Secure internet (with password protection) will help attendees feel more comfortable logging on.
Prevent Monitoring at Events Overseas
If you’re hosting or attending an event overseas in China, Ukraine or Russia, Schwartz suggested bringing a new, blank device that doesn’t connect back to your old information. “Ideally, you’re just pulling down your email from there, rather than having access to everything,” Schwartz says.
If you are traveling to a country where you run of a high risk of being monitored, a clean device may be your best bet.
One important feature Schwartz recommended for planners is a broker to find the best cyber insurance for your event.
Cyber liability insurance typically covers areas such as crisis management expenses, business interruption and cyber extortion. Insurance agencies, like Amtrust Financial, allow for planners to customize their insurance options to include cyber liability. This takes one more thing off your plate.

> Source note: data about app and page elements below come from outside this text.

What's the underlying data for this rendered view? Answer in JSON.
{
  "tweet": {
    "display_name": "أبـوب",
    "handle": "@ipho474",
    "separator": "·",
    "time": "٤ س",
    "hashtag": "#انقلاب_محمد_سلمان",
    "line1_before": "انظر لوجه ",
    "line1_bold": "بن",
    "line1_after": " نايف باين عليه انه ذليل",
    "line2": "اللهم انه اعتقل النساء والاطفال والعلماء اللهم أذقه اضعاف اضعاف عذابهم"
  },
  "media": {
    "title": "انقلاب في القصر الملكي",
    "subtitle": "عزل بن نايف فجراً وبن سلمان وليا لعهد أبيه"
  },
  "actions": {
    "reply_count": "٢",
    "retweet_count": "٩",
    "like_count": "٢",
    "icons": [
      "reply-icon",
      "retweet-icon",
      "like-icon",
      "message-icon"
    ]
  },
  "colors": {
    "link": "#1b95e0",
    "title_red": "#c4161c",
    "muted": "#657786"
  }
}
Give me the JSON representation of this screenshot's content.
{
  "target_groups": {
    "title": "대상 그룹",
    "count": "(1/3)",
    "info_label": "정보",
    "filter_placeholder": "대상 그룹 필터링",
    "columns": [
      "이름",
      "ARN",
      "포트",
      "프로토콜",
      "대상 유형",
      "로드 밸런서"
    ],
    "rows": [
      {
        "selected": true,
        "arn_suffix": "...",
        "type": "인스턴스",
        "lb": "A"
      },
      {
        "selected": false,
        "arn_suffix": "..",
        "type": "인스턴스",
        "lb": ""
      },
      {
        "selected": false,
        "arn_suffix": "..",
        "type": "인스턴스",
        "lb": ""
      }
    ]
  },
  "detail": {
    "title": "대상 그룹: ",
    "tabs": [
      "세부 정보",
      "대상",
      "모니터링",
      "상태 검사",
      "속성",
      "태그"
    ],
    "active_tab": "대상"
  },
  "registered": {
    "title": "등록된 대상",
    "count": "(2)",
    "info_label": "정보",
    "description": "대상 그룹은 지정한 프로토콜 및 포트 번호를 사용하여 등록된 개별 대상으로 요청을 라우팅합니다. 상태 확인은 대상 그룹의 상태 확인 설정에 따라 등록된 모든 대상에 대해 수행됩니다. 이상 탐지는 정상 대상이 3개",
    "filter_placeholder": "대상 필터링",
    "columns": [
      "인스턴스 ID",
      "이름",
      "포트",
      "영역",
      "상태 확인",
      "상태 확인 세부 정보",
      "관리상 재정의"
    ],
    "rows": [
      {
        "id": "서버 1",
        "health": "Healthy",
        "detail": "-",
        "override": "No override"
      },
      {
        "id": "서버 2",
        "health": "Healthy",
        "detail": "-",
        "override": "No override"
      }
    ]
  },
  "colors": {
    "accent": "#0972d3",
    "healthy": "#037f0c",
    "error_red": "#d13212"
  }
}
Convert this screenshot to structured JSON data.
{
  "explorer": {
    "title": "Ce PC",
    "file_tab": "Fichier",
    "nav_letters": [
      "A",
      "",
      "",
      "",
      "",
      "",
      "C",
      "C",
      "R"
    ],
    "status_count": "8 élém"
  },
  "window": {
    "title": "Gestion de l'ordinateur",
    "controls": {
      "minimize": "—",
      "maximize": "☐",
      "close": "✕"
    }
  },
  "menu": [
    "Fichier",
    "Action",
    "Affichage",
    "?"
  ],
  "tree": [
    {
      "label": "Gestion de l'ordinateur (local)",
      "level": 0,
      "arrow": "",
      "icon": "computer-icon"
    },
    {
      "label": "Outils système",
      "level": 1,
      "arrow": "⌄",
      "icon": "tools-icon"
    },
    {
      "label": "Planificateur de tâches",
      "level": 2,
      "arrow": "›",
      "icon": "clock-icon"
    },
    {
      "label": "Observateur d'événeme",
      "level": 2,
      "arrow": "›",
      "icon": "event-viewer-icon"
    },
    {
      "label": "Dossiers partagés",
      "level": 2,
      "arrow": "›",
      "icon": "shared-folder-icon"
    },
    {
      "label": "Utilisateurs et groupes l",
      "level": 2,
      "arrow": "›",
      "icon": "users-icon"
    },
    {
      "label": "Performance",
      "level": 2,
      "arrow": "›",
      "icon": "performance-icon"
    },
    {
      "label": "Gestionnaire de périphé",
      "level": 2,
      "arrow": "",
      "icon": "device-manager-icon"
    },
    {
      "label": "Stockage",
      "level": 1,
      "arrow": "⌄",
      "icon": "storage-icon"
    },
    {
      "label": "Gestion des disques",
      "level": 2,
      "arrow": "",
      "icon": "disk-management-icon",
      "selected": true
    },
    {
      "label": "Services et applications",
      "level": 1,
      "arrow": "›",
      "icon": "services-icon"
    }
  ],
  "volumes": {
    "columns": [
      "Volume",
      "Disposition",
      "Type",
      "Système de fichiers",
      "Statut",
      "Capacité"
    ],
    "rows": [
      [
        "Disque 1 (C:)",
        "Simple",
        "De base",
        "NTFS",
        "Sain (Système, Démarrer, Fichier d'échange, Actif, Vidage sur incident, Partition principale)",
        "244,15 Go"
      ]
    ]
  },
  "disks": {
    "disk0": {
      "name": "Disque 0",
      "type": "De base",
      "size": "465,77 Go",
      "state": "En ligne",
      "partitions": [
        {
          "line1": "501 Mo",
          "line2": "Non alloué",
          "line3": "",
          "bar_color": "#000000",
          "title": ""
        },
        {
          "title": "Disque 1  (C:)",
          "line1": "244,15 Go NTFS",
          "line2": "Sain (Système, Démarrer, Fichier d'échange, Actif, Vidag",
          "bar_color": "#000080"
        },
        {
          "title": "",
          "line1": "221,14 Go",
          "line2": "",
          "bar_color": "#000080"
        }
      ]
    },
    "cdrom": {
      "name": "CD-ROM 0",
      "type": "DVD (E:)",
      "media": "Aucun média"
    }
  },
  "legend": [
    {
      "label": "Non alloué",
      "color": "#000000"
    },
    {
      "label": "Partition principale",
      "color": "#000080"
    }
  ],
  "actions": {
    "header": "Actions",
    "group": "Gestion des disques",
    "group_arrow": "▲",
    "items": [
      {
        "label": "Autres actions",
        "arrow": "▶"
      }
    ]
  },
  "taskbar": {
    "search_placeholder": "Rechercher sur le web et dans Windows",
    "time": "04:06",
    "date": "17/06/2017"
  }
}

“Find an insurance broker that knows cybersecurity. They should be able to give you a range of what insurance costs. It limits your liability in the space and limits your risk.”